What the exercise asks: Please copy out every line in the records below that includes the word "title".

Data extract:
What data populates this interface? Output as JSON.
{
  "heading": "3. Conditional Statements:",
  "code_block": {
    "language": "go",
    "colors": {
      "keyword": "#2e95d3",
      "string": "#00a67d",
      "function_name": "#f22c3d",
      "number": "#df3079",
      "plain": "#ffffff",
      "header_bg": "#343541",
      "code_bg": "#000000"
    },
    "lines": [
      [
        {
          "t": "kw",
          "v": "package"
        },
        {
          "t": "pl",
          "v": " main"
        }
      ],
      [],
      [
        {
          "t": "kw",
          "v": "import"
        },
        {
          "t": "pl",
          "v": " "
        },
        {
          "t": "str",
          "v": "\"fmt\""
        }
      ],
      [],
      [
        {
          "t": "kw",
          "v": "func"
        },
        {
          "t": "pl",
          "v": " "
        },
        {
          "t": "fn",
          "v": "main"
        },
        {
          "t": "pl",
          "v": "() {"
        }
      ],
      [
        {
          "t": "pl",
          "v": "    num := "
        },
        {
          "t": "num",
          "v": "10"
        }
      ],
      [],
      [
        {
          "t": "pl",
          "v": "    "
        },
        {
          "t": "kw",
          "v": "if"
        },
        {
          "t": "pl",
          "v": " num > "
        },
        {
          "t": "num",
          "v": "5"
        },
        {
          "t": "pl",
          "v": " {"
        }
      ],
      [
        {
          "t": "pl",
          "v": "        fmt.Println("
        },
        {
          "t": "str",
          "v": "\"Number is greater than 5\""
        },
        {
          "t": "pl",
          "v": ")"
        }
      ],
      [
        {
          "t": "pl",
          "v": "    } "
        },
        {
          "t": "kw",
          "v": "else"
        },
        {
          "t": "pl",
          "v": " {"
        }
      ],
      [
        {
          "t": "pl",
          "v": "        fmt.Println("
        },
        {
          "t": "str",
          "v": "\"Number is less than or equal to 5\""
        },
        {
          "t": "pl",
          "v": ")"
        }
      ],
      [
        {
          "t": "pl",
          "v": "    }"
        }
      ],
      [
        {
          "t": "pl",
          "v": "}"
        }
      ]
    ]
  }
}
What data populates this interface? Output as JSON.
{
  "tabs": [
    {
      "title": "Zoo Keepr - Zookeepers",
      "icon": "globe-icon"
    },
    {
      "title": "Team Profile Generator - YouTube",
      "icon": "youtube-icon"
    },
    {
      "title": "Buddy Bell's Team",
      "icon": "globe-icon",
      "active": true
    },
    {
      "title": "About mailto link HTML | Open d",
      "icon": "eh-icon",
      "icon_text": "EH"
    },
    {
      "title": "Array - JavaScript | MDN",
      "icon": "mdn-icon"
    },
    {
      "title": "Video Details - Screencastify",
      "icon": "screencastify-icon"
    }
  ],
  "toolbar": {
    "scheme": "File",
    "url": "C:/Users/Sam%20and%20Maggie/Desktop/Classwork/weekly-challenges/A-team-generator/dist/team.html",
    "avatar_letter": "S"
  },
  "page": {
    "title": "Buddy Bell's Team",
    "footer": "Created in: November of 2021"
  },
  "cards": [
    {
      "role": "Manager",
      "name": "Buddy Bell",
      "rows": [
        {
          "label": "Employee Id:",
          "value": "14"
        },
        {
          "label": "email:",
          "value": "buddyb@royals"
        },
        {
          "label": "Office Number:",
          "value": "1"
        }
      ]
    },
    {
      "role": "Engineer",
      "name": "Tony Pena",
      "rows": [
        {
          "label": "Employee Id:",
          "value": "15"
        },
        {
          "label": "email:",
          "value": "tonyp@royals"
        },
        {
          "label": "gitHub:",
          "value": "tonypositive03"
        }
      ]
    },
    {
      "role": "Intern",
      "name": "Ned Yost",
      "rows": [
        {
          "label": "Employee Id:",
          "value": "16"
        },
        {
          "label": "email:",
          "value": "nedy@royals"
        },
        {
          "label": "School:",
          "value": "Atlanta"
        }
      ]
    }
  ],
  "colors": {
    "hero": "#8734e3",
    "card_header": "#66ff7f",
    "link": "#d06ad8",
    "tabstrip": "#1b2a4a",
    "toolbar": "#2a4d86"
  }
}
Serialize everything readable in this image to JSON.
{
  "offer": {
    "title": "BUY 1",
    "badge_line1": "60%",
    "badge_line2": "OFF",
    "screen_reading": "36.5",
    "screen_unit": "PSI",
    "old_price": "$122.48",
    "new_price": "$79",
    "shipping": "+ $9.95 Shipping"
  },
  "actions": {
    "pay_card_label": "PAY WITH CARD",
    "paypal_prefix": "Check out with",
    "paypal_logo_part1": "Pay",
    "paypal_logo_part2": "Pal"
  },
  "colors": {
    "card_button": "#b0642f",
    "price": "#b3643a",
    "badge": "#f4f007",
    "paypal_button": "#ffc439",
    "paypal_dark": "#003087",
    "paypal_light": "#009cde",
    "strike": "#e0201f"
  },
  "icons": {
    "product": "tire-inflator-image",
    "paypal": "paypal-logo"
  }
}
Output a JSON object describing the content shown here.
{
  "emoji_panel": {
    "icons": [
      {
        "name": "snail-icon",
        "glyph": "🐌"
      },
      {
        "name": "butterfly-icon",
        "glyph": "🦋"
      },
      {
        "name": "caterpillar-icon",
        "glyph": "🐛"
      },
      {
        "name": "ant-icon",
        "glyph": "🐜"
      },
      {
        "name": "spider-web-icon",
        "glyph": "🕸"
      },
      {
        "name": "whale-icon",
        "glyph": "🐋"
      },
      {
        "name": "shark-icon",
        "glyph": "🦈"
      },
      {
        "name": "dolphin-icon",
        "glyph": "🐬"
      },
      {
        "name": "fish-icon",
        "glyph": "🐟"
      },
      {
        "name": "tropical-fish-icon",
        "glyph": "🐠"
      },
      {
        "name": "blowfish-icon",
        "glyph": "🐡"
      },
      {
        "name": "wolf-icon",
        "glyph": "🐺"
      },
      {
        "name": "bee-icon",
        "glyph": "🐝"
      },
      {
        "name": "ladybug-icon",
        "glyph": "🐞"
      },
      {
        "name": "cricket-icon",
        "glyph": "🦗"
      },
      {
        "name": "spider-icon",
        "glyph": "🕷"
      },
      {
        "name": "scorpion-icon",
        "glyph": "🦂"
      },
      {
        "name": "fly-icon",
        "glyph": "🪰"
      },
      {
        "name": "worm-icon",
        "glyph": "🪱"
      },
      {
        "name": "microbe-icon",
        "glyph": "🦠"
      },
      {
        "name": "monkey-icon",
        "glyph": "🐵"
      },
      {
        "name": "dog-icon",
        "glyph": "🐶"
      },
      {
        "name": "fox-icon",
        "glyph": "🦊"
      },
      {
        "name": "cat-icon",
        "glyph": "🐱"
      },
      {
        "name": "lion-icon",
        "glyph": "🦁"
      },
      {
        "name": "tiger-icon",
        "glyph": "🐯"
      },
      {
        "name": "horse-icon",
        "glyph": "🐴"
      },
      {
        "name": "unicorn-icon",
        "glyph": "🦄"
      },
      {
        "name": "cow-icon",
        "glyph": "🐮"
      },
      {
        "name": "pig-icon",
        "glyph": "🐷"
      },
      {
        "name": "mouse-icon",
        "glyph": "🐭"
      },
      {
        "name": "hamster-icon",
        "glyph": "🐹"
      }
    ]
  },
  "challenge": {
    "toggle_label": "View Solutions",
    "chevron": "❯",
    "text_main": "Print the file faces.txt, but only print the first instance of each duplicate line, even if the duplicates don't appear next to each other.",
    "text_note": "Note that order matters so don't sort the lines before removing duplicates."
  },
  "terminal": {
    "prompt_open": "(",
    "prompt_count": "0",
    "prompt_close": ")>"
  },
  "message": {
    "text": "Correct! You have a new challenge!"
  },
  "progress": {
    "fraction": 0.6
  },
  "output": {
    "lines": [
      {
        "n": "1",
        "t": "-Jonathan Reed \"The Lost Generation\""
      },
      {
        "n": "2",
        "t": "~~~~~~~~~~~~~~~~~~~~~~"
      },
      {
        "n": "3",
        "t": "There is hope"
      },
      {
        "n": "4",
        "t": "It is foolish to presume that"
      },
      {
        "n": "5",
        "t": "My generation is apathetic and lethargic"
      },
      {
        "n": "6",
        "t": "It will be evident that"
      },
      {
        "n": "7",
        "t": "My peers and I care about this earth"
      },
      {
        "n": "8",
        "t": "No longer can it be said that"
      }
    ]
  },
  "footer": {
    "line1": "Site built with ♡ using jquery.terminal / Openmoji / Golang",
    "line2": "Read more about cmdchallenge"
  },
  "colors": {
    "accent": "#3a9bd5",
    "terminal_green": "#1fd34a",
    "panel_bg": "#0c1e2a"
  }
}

Written answer:
      "title": "Zoo Keepr - Zookeepers",
      "title": "Team Profile Generator - YouTube",
      "title": "Buddy Bell's Team",
      "title": "About mailto link HTML | Open d",
      "title": "Array - JavaScript | MDN",
      "title": "Video Details - Screencastify",
    "title": "Buddy Bell's Team",
    "title": "BUY 1",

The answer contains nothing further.